Five years on, many school districts have still not come into compliance, often struggling with identifying a community mental health organization and establishing an MOU.
In an interview last December, Doug Johnson, Superintendent of Dayton School District, said his district was not in compliance with the statute.
“We do not have a formal agreement that I know of,” Johnson said.
Johnson said he had never been told an MOU was a requirement.
Dayton isn’t alone. Dave Balcom, director of students services for the Moses Lake School District, said that while the district had a formal agreement with Grant County Mental Health for decades, he was not certain if it constituted an MOU. Moses Lake School District saw a student in 1996 shoot and kill two other students and a teacher.
Moses Lake School District Superintendent Joshua Meek did not respond to repeated requests over the course of a week to verify the existence of an MOU.
The district has had a working relationship with Grant County Mental Health for decades, Balcom said. Though school districts often have an informal relationship with a mental health organization, none that responded before press time had a completed MOU.
Some school districts simply struggle to communicate to the public what resources, if any, are available. In the policies on the website of Freeman School District, there is filler text where phone numbers would go for a local crisis hotline or community mental health center.

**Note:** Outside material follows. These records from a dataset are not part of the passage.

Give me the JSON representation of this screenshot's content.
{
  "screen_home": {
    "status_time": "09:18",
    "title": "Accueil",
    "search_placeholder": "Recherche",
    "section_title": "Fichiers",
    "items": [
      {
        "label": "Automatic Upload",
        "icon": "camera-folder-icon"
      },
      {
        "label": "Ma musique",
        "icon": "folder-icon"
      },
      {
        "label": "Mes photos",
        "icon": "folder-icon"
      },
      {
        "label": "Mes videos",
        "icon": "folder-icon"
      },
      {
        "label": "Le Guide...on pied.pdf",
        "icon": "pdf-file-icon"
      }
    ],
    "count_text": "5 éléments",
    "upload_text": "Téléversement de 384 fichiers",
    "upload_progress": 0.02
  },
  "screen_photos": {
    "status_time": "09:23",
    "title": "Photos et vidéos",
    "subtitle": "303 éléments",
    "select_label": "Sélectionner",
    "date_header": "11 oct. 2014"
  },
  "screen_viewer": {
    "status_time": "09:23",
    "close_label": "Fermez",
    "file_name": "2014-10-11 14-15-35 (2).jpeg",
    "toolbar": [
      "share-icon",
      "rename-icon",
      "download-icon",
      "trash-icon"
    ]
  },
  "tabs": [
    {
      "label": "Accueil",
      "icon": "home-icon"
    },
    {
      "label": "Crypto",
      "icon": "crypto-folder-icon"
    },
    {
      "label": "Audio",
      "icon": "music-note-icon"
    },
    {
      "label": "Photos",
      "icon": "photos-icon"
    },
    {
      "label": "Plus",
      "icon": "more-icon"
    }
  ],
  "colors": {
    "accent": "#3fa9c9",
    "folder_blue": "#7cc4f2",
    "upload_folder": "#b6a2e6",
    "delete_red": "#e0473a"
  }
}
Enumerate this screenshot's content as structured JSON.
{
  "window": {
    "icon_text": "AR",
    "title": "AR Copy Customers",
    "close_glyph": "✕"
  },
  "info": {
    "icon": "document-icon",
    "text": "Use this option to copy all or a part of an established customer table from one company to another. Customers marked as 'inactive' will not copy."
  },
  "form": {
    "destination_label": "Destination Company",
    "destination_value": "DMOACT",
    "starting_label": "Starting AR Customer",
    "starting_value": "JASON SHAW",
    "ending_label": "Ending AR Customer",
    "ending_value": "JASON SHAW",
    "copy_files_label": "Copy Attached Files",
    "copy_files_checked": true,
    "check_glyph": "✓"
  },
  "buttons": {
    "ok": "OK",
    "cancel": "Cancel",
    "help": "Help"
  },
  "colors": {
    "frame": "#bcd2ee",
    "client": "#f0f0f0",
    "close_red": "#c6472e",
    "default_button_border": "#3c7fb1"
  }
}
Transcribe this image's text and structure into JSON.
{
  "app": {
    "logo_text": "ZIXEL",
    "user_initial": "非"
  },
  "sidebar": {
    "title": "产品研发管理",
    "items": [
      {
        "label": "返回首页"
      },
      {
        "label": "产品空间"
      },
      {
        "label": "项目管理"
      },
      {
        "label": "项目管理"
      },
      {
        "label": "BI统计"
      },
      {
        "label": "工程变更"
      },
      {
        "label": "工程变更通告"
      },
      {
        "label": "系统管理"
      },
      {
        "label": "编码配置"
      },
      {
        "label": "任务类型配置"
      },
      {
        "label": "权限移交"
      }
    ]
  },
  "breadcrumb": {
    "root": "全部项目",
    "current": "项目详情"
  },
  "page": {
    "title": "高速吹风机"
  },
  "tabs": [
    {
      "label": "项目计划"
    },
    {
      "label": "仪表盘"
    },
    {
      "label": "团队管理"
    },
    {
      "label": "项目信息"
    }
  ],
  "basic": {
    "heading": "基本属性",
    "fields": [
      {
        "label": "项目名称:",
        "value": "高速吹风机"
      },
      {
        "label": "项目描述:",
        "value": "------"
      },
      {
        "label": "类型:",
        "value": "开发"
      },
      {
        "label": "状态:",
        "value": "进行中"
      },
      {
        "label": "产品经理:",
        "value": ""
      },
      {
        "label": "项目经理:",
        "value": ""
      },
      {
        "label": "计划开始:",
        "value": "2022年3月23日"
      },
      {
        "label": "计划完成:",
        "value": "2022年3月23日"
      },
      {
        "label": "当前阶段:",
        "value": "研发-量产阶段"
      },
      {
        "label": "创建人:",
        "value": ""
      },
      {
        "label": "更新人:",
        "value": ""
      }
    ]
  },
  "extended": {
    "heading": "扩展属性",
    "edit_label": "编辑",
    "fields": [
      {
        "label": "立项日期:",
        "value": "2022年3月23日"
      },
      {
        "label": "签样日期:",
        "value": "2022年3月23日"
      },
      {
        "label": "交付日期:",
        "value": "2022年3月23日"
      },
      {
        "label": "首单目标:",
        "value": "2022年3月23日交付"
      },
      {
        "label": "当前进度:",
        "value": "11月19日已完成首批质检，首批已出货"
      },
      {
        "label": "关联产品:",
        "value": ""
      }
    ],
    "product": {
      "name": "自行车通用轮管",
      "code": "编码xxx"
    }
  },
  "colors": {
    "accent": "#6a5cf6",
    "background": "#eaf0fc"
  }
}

“(List here the numbers for your community),” the procedure reads, leftover from model plans drafted by the OSPI years ago.
Jeffery Bell, a representative for Freeman School District, said that the school district maintains contact information for local mental health resources, but chooses not to identify them in the school’s procedures.
Ephrata School District similarly has filler text in place of some contact information, but withholding phone numbers for local crisis hotlines isn’t a universal practice. Quincy and Moses Lake school districts both provide full lists of contact information on their websites.
Lawmakers involved with school mental health care aren’t surprised by the variable success of schools.
“There was some good framework in [the existing statute], but there’s been an issue in school districts with not having the expertise or staff time needed,” said state Rep. Tina Orwall, D-Des Moines.
Orwall said that by passing this legislation, lawmakers would be ensuring school districts have the resources they need to come into compliance with the law.
The proposal would put resources into bringing school districts into compliance. The new proposal would provide almost 10 times as much money as the original and will pay for, among other things, mental health coordinators assigned to each of Washington’s nine Education Service Districts. The coordinators would review district progress and report annually to the OSPI.
John Boyd, superintendent of the Quincy School District, said that while he’s encouraged to see the legislature move to support school districts, the biggest problem districts face is not a lack of oversight from the state.
“The worst part is finding the staff,” Boyd said. “[This bill] is not going to be a magic bullet.”
Boyd said that universities aren’t producing enough psychologists, social workers, counselors, etcetera, in order to meet the need of rural students, and that lawmakers need to incentivize students to enter those fields.